Check each line of the data below for the string "name", then state how many have it and nothing else.
═══
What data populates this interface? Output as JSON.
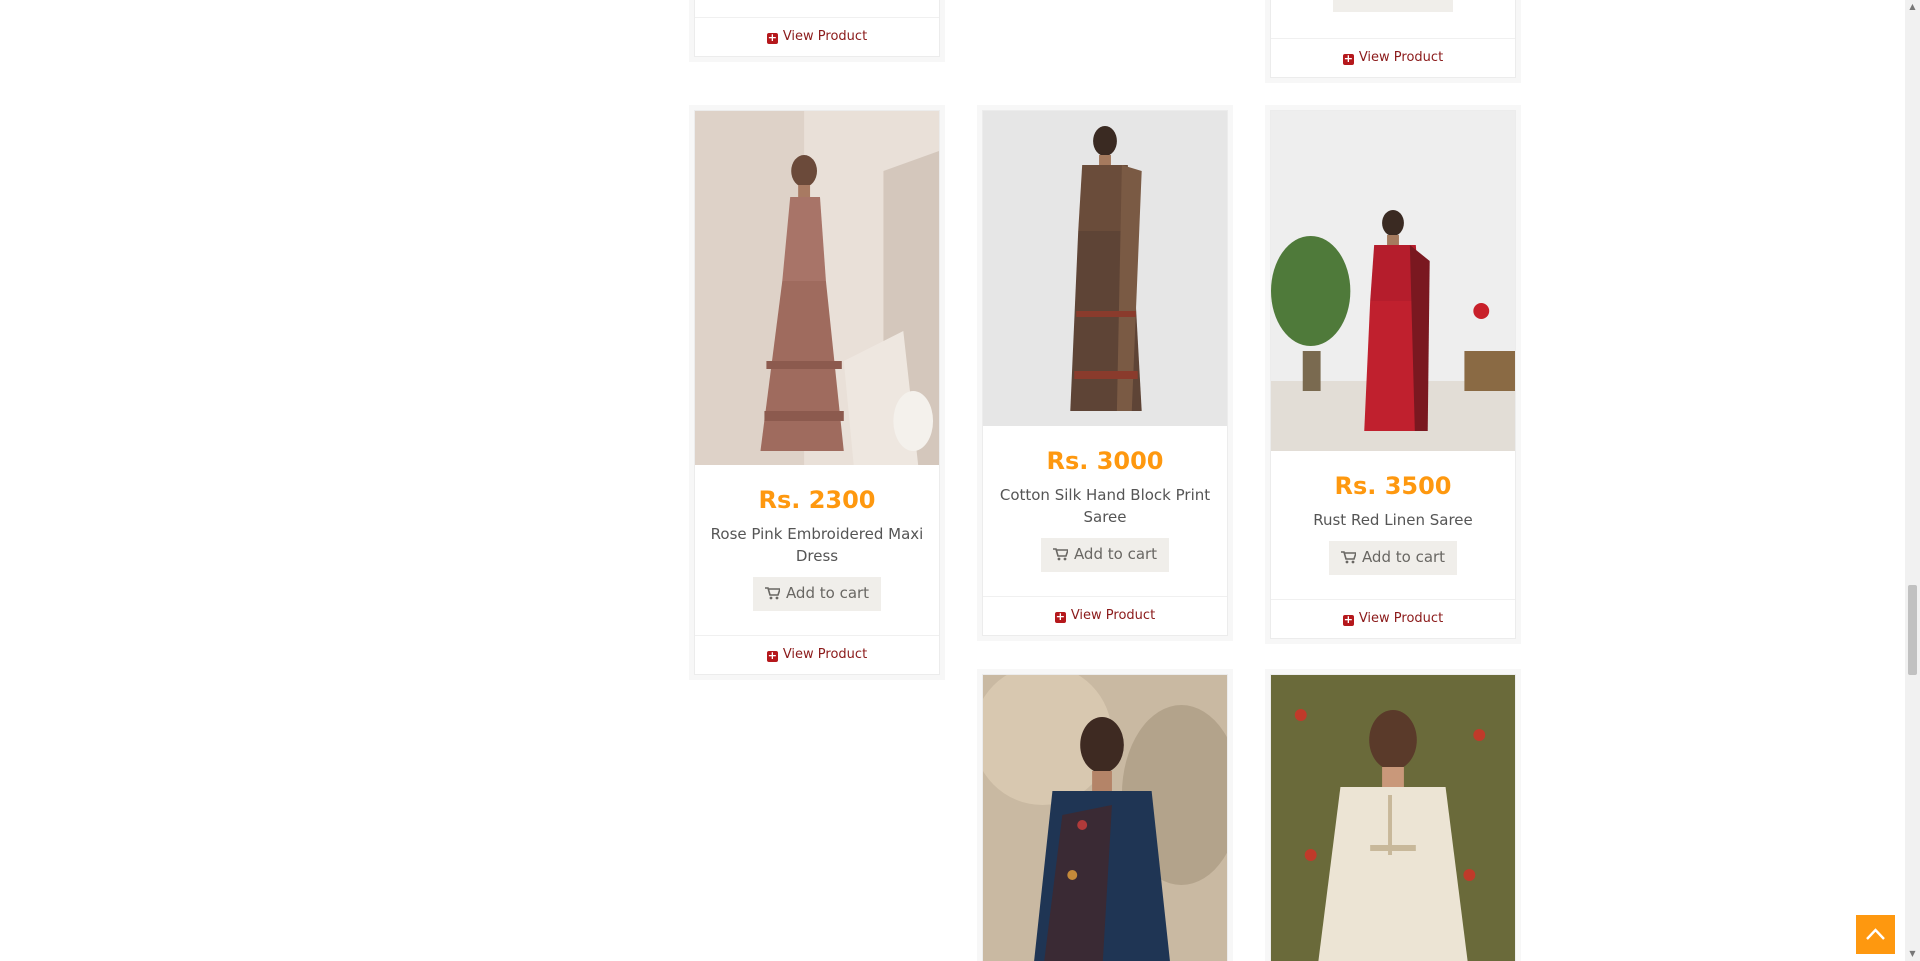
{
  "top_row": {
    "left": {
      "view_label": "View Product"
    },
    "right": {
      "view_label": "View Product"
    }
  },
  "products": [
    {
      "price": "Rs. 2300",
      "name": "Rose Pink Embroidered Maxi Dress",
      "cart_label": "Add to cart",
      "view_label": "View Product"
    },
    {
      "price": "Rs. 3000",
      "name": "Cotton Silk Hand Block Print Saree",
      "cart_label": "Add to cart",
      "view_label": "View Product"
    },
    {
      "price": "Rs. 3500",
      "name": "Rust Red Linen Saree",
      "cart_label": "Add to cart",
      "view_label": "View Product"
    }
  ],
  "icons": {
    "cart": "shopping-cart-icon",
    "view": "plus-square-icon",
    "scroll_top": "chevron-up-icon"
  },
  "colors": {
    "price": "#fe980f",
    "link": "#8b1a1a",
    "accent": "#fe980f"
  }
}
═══
*Written response:* 3